*** RECORDED INFORMATION ***
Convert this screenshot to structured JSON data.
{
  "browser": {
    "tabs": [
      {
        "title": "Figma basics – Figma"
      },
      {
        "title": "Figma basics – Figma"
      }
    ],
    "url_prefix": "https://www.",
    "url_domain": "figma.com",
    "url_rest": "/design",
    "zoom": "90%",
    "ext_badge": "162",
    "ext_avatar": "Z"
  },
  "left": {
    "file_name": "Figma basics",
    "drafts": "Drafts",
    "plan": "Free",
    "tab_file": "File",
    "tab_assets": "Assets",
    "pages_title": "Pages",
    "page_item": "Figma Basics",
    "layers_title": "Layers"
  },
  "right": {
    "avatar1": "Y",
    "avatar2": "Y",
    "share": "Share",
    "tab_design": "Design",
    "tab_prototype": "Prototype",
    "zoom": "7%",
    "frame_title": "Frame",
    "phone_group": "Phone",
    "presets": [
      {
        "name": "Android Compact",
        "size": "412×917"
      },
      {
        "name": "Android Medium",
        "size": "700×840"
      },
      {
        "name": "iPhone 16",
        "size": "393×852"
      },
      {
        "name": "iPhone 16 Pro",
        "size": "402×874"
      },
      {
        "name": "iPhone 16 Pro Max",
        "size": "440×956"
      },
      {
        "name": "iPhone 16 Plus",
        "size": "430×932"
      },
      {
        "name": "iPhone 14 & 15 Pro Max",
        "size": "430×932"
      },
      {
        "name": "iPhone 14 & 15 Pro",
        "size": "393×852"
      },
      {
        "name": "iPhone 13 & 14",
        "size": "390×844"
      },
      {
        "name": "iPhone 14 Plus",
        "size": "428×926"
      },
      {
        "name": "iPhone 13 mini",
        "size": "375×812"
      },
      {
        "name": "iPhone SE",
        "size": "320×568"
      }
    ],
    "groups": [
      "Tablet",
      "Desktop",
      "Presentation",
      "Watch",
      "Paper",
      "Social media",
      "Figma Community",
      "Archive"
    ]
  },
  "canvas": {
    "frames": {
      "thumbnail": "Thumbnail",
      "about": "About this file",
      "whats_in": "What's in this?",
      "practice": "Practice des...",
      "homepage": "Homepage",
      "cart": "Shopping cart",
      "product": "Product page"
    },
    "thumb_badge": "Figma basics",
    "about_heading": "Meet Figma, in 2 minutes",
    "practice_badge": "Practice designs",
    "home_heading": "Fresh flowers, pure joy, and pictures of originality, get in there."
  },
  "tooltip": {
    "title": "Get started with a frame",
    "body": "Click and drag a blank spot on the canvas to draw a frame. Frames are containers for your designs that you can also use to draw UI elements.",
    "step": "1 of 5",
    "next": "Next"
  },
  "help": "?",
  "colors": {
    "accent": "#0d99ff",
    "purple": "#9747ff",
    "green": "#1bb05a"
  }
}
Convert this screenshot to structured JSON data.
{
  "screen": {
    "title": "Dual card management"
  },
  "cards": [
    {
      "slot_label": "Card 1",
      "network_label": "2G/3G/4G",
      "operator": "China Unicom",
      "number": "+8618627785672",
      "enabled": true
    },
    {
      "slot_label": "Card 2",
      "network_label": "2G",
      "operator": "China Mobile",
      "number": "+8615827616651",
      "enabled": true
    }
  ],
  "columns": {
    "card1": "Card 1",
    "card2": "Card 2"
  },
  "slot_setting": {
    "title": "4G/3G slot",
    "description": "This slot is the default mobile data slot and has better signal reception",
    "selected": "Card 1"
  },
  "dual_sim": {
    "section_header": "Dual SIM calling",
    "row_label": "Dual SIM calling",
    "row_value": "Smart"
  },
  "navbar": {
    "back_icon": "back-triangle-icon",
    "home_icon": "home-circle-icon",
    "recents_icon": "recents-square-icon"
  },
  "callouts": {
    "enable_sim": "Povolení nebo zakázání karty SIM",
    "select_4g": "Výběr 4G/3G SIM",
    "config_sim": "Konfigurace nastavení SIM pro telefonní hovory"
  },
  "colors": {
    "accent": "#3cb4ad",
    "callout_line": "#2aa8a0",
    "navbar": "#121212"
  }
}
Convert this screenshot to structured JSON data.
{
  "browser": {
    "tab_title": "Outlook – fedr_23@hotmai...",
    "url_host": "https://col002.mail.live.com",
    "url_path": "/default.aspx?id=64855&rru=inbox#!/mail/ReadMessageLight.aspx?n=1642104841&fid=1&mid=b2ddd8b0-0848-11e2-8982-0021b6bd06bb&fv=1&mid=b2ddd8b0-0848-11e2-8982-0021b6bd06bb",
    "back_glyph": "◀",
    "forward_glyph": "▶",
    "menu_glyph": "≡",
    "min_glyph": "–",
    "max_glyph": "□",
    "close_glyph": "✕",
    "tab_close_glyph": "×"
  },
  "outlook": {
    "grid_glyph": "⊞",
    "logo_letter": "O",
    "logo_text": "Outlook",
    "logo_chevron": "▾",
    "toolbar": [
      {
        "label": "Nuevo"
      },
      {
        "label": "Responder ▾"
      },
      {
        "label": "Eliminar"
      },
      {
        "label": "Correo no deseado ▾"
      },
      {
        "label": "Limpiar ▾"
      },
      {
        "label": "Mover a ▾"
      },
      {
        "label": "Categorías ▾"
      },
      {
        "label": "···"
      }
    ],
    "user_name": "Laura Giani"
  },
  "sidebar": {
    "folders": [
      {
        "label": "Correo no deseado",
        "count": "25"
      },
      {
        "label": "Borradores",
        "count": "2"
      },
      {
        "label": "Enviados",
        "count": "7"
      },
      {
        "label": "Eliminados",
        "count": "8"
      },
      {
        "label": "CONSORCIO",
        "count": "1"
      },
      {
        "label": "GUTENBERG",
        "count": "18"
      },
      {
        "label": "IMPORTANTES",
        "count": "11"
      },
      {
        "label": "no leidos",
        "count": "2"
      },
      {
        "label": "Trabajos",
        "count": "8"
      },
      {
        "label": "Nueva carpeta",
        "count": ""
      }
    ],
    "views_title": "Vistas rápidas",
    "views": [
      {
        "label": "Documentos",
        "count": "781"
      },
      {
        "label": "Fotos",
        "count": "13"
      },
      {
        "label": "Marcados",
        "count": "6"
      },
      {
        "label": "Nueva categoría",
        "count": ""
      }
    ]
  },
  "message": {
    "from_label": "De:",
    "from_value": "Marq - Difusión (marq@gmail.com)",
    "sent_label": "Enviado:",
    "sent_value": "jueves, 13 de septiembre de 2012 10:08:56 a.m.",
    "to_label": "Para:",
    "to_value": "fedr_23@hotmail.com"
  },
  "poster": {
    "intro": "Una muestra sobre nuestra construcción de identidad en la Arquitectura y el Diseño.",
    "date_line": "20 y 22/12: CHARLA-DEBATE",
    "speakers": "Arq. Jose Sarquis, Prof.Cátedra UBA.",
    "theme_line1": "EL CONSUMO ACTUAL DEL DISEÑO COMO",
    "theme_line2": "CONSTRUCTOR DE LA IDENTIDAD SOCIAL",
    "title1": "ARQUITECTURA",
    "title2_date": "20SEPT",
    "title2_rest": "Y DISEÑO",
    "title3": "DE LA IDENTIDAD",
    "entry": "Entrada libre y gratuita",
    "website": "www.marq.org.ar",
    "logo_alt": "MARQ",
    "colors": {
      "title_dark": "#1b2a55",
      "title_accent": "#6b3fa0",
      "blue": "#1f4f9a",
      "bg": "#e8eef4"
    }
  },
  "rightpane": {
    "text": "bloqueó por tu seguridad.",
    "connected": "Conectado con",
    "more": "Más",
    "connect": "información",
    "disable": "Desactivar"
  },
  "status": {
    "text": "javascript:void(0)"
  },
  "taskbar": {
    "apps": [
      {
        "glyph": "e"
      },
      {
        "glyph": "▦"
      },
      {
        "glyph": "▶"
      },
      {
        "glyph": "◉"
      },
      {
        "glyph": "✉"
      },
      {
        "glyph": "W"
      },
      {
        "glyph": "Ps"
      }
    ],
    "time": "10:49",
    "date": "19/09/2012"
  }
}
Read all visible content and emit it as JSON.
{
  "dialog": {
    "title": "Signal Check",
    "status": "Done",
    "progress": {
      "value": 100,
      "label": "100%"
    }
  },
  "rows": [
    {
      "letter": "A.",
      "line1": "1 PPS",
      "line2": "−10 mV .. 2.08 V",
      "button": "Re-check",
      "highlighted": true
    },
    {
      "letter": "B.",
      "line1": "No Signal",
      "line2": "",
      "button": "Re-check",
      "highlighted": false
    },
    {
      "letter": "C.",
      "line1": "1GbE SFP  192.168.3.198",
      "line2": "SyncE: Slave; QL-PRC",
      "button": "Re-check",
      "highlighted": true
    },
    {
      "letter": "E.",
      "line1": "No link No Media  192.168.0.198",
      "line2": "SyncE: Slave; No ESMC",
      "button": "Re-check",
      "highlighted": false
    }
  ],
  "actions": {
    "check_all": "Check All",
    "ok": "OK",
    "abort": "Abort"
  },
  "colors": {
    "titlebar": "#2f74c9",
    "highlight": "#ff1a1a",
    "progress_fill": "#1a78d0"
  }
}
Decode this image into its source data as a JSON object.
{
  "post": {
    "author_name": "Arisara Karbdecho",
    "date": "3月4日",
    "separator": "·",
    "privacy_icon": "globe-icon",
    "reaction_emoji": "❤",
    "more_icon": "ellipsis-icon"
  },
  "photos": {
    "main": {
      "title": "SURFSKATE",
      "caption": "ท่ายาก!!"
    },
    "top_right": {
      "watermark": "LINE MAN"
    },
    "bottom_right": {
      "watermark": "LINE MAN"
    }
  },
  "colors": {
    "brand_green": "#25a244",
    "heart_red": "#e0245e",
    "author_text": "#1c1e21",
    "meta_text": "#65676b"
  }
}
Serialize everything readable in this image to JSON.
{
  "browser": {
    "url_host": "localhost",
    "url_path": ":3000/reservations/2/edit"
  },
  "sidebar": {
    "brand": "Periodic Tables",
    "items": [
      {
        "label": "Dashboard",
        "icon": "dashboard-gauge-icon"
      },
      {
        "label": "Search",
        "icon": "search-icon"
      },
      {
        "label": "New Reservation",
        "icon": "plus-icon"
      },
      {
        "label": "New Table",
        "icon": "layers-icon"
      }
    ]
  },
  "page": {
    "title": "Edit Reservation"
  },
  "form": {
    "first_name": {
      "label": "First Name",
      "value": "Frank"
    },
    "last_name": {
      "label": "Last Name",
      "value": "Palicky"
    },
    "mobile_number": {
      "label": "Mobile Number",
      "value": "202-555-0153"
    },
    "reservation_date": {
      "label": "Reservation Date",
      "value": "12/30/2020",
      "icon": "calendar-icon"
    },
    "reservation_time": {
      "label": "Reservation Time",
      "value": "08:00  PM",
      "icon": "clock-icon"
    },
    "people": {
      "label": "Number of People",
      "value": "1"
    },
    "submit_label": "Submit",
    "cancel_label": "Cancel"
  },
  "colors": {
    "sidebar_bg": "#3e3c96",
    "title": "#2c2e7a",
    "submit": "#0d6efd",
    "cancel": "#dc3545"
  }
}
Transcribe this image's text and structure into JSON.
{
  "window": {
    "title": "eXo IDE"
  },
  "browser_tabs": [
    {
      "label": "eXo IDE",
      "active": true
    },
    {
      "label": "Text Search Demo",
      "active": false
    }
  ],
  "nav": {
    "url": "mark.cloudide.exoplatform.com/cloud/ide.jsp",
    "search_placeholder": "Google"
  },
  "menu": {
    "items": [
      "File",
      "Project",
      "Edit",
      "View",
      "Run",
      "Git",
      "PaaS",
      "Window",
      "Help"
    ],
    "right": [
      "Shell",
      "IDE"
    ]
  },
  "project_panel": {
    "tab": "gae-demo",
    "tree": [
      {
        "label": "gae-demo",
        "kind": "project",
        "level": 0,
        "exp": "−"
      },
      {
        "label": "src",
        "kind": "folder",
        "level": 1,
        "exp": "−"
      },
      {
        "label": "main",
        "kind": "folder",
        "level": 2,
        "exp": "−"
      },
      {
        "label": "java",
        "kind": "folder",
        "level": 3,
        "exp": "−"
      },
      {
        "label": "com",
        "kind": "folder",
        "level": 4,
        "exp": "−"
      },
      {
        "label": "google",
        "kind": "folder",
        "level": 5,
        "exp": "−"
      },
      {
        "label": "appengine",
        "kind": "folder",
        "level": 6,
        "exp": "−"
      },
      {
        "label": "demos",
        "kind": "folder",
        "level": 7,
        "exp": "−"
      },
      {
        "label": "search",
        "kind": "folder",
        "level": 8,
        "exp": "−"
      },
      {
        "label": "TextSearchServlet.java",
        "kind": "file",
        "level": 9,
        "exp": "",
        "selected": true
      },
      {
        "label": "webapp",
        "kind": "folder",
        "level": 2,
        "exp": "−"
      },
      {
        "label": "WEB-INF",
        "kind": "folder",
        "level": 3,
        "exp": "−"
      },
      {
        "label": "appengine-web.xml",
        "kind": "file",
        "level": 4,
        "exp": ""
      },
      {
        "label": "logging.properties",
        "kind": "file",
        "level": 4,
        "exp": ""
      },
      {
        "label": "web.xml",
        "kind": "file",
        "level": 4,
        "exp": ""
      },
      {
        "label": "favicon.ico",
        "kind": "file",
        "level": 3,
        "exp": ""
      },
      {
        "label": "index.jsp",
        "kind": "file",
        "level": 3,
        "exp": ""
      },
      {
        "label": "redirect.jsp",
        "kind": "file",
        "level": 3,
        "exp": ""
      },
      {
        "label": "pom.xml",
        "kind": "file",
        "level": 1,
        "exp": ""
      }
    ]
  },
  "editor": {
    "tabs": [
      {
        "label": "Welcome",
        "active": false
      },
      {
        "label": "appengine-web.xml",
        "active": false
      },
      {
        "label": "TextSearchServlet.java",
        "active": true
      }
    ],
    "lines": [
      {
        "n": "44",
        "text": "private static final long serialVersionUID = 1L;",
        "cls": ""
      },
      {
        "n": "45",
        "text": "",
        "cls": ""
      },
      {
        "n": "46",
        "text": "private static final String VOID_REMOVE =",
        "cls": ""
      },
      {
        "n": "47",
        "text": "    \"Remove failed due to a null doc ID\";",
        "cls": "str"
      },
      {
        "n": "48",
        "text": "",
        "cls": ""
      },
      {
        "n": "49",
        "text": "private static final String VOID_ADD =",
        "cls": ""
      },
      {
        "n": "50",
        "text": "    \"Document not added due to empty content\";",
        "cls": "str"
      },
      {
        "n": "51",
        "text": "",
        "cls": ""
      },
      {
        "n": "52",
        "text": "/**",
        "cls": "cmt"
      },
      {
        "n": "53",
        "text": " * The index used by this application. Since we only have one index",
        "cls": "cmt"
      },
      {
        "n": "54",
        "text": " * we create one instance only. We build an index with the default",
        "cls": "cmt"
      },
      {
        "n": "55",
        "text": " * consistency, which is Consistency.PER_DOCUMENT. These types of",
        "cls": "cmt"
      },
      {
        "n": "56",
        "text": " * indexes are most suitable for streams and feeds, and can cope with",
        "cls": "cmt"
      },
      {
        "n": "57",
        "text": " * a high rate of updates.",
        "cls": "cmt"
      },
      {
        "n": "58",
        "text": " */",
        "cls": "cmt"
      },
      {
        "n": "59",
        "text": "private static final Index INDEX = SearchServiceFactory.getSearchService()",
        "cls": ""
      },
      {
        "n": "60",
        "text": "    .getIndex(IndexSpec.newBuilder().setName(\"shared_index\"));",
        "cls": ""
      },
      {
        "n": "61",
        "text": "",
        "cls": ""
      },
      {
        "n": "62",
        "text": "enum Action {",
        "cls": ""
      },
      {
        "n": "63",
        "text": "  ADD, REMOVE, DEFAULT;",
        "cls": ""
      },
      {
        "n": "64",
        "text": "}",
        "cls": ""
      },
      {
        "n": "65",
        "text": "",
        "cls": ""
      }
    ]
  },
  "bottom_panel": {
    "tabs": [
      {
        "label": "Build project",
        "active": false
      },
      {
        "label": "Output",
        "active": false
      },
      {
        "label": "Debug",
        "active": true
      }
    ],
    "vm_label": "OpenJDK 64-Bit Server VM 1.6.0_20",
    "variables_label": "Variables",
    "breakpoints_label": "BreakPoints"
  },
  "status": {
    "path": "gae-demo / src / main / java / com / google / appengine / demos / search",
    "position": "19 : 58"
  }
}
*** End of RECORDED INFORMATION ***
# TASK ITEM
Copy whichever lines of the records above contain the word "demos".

# ANSWER TO THE EXERCISE
        "label": "demos",
    "path": "gae-demo / src / main / java / com / google / appengine / demos / search",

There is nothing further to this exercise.